Start of Provided material

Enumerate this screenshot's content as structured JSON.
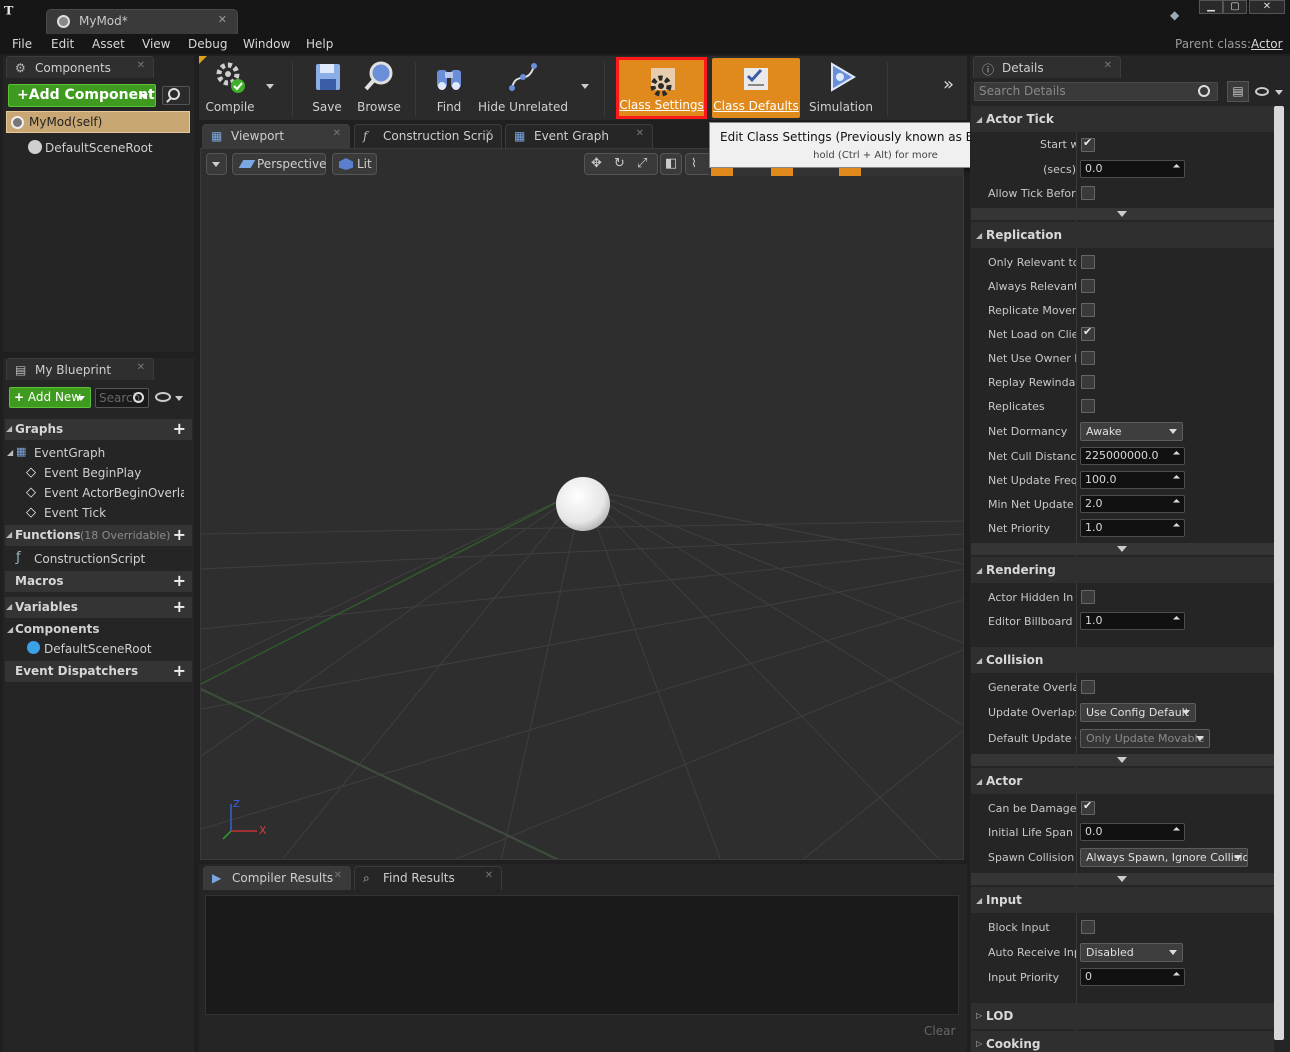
{
  "window": {
    "doc_tab": "MyMod*",
    "close_glyph": "✕",
    "min_glyph": "▁",
    "max_glyph": "▢",
    "win_close_glyph": "✕"
  },
  "menu": [
    "File",
    "Edit",
    "Asset",
    "View",
    "Debug",
    "Window",
    "Help"
  ],
  "parent_class": {
    "label": "Parent class:",
    "value": "Actor"
  },
  "components_panel": {
    "tab": "Components",
    "add_button": "+Add Component",
    "items": [
      "MyMod(self)",
      "DefaultSceneRoot"
    ]
  },
  "my_blueprint": {
    "tab": "My Blueprint",
    "add_new": "Add New",
    "search_placeholder": "Search",
    "graphs": "Graphs",
    "event_graph": "EventGraph",
    "events": [
      "Event BeginPlay",
      "Event ActorBeginOverlap",
      "Event Tick"
    ],
    "functions": "Functions",
    "functions_note": "(18 Overridable)",
    "construction_script": "ConstructionScript",
    "macros": "Macros",
    "variables": "Variables",
    "components": "Components",
    "component_item": "DefaultSceneRoot",
    "event_dispatchers": "Event Dispatchers"
  },
  "toolbar": {
    "compile": "Compile",
    "save": "Save",
    "browse": "Browse",
    "find": "Find",
    "hide_unrelated": "Hide Unrelated",
    "class_settings": "Class Settings",
    "class_defaults": "Class Defaults",
    "simulation": "Simulation"
  },
  "editor_tabs": [
    "Viewport",
    "Construction Scrip",
    "Event Graph"
  ],
  "viewport": {
    "perspective": "Perspective",
    "lit": "Lit",
    "axis_x": "X",
    "axis_z": "Z"
  },
  "tooltip": {
    "title": "Edit Class Settings (Previously known as Blueprint Props)",
    "hint": "hold (Ctrl + Alt) for more"
  },
  "bottom_tabs": [
    "Compiler Results",
    "Find Results"
  ],
  "clear_button": "Clear",
  "details": {
    "tab": "Details",
    "search_placeholder": "Search Details",
    "actor_tick": {
      "title": "Actor Tick",
      "rows": [
        {
          "label": "Start with Tick Enabled",
          "checked": true
        },
        {
          "label": "Tick Interval (secs)",
          "value": "0.0"
        },
        {
          "label": "Allow Tick Before Begin Play",
          "checked": false
        }
      ]
    },
    "replication": {
      "title": "Replication",
      "only_relevant": "Only Relevant to Owner",
      "always_relevant": "Always Relevant",
      "replicate_movement": "Replicate Movement",
      "net_load": "Net Load on Client",
      "net_use_owner": "Net Use Owner Relevancy",
      "replay_rewindable": "Replay Rewindable",
      "replicates": "Replicates",
      "net_dormancy": "Net Dormancy",
      "net_dormancy_value": "Awake",
      "net_cull": "Net Cull Distance Squared",
      "net_cull_value": "225000000.0",
      "net_update_freq": "Net Update Frequency",
      "net_update_freq_value": "100.0",
      "min_net_update": "Min Net Update Frequency",
      "min_net_update_value": "2.0",
      "net_priority": "Net Priority",
      "net_priority_value": "1.0"
    },
    "rendering": {
      "title": "Rendering",
      "hidden": "Actor Hidden In Game",
      "billboard": "Editor Billboard Scale",
      "billboard_value": "1.0"
    },
    "collision": {
      "title": "Collision",
      "gen_overlap": "Generate Overlap Events During Level Streaming",
      "update_overlaps": "Update Overlaps Method During Level Streaming",
      "update_overlaps_value": "Use Config Default",
      "default_update": "Default Update Overlaps Method During Level Streaming",
      "default_update_value": "Only Update Movable"
    },
    "actor": {
      "title": "Actor",
      "can_damage": "Can be Damaged",
      "life_span": "Initial Life Span",
      "life_span_value": "0.0",
      "spawn_collision": "Spawn Collision Handling Method",
      "spawn_collision_value": "Always Spawn, Ignore Collisions"
    },
    "input": {
      "title": "Input",
      "block": "Block Input",
      "auto_receive": "Auto Receive Input",
      "auto_receive_value": "Disabled",
      "priority": "Input Priority",
      "priority_value": "0"
    },
    "lod": "LOD",
    "cooking": "Cooking"
  },
  "colors": {
    "accent_orange": "#e08a1e",
    "highlight_red": "#ff1a1a",
    "green": "#3f9b1f"
  }
}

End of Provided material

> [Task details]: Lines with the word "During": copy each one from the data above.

> [Answer]:
      "gen_overlap": "Generate Overlap Events During Level Streaming",
      "update_overlaps": "Update Overlaps Method During Level Streaming",
      "default_update": "Default Update Overlaps Method During Level Streaming",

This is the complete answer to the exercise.